Exercise directions
Find the word "placeholder" in the listing below. Copy every line that has it.

Material provided
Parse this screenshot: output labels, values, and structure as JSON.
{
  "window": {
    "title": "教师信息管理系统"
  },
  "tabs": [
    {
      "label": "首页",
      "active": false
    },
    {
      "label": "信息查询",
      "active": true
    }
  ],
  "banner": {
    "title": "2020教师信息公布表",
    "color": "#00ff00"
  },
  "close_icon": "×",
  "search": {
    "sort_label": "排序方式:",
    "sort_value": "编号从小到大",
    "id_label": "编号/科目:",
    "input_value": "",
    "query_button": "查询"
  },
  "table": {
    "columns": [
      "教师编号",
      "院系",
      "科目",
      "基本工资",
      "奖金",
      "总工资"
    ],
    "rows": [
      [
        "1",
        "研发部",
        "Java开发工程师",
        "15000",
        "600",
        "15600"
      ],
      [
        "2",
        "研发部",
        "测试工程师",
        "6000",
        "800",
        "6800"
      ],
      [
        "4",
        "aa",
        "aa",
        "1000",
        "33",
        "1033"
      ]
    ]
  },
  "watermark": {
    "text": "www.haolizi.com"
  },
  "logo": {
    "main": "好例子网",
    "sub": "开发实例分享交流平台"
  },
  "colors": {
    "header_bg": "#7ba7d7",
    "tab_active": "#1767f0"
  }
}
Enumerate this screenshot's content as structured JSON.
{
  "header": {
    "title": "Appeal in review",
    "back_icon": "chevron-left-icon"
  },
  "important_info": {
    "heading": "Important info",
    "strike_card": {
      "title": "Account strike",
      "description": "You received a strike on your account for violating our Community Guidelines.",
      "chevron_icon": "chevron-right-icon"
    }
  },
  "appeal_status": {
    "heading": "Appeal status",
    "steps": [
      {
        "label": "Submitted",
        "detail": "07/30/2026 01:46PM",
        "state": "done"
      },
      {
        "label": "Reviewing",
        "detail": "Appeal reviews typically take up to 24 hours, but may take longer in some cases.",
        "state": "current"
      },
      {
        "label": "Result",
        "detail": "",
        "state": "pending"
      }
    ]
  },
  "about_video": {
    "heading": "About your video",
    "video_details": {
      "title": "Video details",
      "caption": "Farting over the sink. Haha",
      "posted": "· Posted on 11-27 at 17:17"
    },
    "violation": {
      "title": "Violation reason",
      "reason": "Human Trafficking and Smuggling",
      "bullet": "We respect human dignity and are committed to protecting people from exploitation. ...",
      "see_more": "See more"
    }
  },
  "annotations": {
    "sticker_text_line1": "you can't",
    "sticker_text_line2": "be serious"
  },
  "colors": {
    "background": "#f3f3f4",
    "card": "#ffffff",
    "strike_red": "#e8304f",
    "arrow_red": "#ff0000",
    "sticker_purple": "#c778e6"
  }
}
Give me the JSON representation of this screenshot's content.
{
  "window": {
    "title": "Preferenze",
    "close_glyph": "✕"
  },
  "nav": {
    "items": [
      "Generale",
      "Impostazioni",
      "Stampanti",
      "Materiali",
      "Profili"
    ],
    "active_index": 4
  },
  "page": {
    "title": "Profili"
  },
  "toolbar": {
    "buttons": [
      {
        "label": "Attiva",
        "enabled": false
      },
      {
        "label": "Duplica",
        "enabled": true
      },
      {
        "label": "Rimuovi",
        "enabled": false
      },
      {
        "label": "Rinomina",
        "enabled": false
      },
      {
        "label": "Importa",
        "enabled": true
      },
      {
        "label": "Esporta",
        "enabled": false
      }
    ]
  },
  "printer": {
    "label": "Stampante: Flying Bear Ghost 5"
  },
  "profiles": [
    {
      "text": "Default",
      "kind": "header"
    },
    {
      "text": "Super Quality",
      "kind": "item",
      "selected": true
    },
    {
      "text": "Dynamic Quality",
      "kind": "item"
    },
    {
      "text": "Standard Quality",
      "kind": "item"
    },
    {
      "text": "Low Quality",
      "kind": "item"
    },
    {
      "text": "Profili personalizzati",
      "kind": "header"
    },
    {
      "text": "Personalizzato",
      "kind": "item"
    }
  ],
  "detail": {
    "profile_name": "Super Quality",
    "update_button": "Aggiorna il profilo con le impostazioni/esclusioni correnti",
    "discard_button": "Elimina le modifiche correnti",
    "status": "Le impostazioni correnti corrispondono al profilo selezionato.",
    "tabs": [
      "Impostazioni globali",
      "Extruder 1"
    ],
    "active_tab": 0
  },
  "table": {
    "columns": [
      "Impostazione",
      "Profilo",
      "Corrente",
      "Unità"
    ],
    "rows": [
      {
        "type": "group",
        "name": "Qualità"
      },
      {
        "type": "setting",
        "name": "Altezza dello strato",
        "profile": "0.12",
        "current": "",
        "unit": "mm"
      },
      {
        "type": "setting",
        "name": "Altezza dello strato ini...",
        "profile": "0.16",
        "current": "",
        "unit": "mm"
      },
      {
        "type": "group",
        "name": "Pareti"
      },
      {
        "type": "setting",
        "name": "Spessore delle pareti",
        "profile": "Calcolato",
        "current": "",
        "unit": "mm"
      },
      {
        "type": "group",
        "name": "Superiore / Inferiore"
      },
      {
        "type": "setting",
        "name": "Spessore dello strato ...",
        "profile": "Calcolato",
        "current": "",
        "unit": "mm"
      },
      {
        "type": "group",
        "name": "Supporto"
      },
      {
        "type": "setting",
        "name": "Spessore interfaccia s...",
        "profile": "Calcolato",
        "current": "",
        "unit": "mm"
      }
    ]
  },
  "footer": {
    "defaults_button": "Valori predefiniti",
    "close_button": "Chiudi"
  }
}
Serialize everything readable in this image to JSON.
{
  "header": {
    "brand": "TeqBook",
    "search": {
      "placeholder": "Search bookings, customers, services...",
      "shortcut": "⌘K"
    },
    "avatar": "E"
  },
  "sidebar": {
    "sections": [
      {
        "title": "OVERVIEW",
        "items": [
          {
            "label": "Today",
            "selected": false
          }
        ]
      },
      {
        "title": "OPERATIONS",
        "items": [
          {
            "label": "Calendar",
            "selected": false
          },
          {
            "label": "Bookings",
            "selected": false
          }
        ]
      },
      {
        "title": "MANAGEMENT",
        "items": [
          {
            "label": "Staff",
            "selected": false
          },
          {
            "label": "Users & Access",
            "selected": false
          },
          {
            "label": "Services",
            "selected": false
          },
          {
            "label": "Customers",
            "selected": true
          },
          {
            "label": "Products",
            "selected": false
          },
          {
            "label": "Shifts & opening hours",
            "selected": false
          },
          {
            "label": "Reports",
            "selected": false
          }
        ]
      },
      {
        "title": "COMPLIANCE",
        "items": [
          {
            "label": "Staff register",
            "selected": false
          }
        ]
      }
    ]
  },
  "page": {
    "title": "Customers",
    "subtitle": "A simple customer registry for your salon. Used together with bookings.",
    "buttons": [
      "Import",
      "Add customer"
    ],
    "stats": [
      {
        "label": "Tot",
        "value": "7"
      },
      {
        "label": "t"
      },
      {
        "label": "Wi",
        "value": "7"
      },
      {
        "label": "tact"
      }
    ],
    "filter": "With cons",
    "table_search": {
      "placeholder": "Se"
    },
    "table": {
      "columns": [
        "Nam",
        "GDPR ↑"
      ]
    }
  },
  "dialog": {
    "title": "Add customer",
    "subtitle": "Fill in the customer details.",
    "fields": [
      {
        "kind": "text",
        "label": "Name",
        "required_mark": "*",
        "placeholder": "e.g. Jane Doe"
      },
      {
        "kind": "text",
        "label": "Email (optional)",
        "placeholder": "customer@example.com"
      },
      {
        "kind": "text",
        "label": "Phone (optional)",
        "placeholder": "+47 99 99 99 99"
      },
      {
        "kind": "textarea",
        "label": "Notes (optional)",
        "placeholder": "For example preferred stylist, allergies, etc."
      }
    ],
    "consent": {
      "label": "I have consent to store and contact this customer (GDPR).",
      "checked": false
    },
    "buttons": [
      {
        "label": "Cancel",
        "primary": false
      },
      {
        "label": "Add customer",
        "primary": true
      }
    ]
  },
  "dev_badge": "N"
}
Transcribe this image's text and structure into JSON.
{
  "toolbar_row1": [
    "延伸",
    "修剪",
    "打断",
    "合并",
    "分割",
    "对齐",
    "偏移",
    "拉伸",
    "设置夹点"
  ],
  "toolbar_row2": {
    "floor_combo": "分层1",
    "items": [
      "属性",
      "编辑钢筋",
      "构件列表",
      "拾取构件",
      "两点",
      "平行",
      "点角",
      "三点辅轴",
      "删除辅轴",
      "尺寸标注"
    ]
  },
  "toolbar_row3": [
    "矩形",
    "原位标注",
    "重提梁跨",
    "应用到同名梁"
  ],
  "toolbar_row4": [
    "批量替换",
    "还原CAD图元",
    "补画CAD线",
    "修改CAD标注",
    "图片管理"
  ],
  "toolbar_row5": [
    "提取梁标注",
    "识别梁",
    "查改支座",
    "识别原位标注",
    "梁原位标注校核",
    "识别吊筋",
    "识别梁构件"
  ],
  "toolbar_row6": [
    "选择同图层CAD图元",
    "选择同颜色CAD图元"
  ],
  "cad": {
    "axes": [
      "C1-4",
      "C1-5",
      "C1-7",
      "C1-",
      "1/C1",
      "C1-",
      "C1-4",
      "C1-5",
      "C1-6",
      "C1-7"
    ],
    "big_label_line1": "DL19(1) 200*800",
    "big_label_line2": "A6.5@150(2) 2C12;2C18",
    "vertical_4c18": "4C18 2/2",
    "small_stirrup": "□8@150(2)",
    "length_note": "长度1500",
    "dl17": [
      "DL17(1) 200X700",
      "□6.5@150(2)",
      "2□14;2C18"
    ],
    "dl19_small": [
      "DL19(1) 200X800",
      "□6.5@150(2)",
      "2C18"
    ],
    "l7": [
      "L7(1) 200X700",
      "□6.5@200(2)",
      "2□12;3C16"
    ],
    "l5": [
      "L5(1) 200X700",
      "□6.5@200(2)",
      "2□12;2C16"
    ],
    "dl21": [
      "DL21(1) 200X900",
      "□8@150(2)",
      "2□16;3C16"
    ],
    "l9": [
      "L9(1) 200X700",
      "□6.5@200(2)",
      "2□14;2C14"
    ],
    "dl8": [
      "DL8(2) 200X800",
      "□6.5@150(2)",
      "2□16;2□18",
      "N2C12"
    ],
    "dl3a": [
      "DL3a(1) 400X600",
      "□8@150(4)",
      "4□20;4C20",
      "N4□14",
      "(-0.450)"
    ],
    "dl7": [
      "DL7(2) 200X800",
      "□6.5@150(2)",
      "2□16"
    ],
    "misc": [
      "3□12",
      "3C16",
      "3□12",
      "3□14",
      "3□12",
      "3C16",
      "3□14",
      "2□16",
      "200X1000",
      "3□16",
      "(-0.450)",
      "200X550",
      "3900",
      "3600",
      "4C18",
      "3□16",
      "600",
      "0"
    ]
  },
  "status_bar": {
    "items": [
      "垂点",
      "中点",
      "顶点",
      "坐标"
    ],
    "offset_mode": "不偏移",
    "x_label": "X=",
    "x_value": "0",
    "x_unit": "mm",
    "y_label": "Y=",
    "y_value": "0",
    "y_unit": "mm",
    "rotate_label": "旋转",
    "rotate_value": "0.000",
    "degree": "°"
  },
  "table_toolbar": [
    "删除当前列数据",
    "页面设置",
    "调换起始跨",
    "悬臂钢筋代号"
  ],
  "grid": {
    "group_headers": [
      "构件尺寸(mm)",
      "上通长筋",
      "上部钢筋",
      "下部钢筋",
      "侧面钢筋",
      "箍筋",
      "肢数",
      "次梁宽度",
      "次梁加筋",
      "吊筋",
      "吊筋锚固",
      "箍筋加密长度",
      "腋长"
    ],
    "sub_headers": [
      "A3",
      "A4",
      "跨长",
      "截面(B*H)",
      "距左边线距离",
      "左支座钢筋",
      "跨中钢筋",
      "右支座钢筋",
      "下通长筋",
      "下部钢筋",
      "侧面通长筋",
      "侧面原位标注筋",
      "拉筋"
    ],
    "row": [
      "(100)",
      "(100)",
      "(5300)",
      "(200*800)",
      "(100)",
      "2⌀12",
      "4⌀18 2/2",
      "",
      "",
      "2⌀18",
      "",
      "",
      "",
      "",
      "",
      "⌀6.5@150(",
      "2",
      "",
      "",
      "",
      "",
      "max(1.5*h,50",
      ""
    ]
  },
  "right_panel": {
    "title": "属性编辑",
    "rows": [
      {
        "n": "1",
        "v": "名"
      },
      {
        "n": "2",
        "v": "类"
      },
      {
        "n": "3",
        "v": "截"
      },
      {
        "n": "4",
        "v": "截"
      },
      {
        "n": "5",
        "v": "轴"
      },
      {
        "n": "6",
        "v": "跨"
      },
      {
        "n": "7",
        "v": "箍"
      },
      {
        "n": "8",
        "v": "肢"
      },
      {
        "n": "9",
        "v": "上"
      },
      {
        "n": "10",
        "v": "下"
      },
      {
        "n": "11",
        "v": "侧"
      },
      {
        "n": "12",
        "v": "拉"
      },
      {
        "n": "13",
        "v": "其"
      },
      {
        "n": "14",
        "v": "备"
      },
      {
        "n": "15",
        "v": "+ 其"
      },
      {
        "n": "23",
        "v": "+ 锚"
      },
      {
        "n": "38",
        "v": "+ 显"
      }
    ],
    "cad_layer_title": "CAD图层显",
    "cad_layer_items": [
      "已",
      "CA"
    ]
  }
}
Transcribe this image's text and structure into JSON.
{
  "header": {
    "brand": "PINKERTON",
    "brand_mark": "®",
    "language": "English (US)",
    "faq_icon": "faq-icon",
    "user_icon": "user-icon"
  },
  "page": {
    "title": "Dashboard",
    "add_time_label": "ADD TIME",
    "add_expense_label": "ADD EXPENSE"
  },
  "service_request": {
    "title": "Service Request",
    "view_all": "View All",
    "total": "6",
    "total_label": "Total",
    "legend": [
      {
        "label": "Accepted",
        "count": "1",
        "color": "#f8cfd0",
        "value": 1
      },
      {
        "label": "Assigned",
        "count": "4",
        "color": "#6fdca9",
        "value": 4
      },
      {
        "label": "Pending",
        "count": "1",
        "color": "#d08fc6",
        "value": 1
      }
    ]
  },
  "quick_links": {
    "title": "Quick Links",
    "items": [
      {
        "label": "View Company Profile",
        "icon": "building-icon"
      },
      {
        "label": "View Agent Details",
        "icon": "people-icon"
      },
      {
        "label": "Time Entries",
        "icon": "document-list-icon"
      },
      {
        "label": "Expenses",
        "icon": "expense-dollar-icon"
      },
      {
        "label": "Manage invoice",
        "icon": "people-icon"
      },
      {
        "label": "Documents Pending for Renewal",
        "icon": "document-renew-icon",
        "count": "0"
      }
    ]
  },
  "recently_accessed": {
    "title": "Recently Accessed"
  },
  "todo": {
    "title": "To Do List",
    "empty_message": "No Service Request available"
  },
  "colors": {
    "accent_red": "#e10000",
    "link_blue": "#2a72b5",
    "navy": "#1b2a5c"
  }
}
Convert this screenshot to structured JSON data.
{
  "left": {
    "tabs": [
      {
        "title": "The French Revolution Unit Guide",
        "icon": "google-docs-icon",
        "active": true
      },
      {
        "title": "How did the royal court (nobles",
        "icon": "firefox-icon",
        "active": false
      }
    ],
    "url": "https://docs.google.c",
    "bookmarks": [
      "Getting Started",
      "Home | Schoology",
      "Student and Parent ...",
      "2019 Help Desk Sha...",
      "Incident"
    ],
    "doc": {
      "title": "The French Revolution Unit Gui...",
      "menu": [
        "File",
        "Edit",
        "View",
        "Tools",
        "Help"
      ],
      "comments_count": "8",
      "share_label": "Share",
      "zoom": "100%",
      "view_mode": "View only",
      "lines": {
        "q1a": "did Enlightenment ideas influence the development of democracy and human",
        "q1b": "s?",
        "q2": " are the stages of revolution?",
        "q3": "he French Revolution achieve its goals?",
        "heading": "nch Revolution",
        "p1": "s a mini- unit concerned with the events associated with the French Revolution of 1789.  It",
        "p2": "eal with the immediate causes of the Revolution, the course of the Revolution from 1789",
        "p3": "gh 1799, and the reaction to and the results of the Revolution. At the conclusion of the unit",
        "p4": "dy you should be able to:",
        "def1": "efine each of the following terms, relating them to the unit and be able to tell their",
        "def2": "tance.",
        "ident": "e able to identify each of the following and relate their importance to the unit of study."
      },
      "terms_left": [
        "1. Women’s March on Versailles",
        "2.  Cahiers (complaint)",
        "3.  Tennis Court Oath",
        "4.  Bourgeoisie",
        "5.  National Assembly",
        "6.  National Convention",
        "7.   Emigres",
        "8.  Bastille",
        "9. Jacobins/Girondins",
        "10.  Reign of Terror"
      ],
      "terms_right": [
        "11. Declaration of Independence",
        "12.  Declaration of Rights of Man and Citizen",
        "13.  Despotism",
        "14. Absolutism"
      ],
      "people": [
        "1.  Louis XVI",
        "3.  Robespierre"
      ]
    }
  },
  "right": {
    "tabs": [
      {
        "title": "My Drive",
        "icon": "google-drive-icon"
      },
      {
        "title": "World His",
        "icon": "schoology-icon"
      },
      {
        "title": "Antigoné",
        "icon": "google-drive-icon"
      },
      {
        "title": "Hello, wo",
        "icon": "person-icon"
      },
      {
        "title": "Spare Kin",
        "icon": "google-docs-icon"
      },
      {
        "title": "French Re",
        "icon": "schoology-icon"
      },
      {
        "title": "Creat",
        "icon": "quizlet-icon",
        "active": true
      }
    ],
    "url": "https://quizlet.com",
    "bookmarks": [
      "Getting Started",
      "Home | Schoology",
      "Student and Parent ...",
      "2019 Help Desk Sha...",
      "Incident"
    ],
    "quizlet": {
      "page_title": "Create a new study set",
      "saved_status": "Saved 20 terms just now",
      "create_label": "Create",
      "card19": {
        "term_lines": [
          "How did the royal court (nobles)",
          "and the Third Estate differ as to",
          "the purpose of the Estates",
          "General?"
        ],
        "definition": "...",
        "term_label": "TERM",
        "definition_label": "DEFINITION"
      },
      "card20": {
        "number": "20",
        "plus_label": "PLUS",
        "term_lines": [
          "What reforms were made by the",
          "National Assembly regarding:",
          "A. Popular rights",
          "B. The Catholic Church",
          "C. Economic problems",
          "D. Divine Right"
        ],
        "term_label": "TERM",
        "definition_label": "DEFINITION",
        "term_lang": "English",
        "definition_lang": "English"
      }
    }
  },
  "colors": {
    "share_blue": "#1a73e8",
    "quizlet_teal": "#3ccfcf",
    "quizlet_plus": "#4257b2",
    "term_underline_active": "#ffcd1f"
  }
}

Solution to this problem
      "placeholder": "Search bookings, customers, services...",
      "placeholder": "Se"
        "placeholder": "e.g. Jane Doe"
        "placeholder": "customer@example.com"
        "placeholder": "+47 99 99 99 99"
        "placeholder": "For example preferred stylist, allergies, etc."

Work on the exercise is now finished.